But the papers presented at our panel on seriousness, or ethical criticism (papers presented by Tom Prendergast and Stephanie Trigg, Hannah Johnson, Susan Morrison, Sol Neely, Carolyn Anderson, and Daniel Kline) went much further afield than just responding to Calabrese’s article and managed to cover, in broad and generous fashion, the ethics of anonymous review and the pleasures of an ethics founded in human waste (Morrison); the pleasures of collaboration-as-intimate-friendship, especially in relation to the question of the “we”–not only of the collaborators in question but more pointedly to what we all might mean when we invoke the phrase “we medievalists” (Prendergast and Trigg); the veritable minefield of thinking through historicist ethics in relation to volatile subject matter such as anti-Semitism and Christian and Jewish violence (Johnson); the difficulties attendant upon being a professor these days with more and more institutional burdens and less and less time to love what we do, or to ply our work with something like love and no hope, or even wish, for compensation (Kline); the stickiness of working in institutional and professional contexts that require we be both believers in Enlightenment dogma regarding the high value of education while we also stand on our guard against grand narratives and the idea that ethics and morality could even be defined, much less prescribed, in which case we might as well “be queer” and embrace both while also trying to “have some fun” (Anderson); and the idea, following Blanchot, that writing “as worklessness is the [. . .] indeterminancy that lies between reason and unreason,” and that what medieval texts (medieval writing) give to us are not the texts themselves but rather “the possibility of writing, which is the book’s future” (Neely).
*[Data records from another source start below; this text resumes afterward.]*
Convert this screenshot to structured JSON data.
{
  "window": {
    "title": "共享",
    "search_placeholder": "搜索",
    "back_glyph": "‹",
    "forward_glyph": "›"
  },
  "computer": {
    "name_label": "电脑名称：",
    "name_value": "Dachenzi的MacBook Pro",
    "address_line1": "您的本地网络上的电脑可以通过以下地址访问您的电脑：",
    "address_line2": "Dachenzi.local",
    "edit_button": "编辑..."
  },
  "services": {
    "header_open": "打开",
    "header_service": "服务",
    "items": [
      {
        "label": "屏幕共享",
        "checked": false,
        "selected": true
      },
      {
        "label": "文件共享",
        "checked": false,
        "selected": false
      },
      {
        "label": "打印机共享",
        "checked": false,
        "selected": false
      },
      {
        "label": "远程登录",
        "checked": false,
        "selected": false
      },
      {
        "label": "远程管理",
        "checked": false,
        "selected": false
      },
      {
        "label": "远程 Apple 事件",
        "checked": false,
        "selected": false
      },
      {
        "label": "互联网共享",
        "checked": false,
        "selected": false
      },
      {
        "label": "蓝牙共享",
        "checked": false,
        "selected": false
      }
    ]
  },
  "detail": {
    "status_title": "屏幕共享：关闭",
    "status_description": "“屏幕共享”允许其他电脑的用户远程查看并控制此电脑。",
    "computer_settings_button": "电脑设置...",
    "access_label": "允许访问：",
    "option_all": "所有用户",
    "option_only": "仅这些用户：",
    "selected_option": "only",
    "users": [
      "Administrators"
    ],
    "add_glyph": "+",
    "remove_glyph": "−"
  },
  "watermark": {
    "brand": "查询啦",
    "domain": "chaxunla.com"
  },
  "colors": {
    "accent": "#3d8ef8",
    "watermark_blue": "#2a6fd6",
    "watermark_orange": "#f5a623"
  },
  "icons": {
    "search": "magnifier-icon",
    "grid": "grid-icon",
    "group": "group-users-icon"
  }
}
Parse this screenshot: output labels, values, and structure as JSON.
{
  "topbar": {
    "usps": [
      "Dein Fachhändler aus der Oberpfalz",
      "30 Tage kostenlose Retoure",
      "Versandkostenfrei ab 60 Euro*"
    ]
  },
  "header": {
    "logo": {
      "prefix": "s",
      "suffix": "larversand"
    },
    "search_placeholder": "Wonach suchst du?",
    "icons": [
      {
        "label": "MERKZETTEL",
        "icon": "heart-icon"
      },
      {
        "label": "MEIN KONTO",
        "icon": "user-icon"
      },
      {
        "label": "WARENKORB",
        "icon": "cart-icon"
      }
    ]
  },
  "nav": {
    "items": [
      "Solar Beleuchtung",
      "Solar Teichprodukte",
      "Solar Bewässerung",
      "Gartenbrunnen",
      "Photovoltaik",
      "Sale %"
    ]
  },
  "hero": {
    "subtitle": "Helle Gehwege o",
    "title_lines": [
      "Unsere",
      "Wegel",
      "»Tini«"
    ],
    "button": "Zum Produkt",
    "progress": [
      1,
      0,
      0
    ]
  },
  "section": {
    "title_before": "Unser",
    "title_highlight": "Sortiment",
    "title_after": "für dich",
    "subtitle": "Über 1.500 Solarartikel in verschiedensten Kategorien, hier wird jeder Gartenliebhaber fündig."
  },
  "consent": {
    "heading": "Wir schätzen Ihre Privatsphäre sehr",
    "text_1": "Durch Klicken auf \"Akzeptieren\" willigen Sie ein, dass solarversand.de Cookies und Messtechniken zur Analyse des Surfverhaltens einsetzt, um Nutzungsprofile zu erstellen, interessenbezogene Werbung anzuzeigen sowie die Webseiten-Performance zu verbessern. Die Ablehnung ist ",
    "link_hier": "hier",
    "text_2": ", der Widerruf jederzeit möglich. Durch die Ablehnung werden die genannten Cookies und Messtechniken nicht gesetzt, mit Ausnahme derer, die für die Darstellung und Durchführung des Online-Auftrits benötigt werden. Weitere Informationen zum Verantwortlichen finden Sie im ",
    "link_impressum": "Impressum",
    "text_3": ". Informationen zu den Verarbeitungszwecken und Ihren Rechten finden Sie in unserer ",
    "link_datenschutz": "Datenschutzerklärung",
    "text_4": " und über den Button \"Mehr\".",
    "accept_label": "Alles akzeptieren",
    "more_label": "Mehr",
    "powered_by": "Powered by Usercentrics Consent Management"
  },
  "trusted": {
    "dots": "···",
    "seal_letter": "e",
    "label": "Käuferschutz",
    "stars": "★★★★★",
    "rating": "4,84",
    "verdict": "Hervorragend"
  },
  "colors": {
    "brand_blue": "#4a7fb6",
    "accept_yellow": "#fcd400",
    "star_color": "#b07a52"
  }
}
Below I share the full texts of these [very short] papers with everyone. If you follow the link below, it will take you to full versions of all of the papers presented on BABEL’s “Are We Serious Enough Yet?” panel, as well as to full versions of some of the papers presented on the “Are We Enjoying Ourselves?” panel. I will also note that, if you follow the hyperlink and scroll down that you will also see a link to a paper that Dan Remein [PhD student at New York University] presented at Kalamazoo this past May, “Eddies of Time, Licks of Language: Wulf and Eadwacer and the Queer Time of Old English Philology,” which is very much related to the subjects and provocative questions raised by all of the panelists on both of BABEL’s panels relative to the intersections between the personal and the professional, the distant and the intimate, pleasure (enjoying one’s work) and suffering it (mastering one’s subject–i.e, desire versus rectitude), and the questions (many of them, in fact) regarding how it is we conceptualize the purposes (and non-purposes) of what we do, who we think we are doing this for, and why, or as Dan himself puts it to the philologists, whose company he keeps well, “Dear philologists, what do we love, and how do we love it?”
For those who might be interested, I will also provide a link here to the panel BABEL has organized, “Knowing and Unknowing Pleasures,” for the 35th annual meeting of the Southeastern Medieval Association (15-17 October 2009 @ Vanderbilt University in Nashville, TN), and which is meant to be an extension of various conversations sparked by the Kalamazoo panels: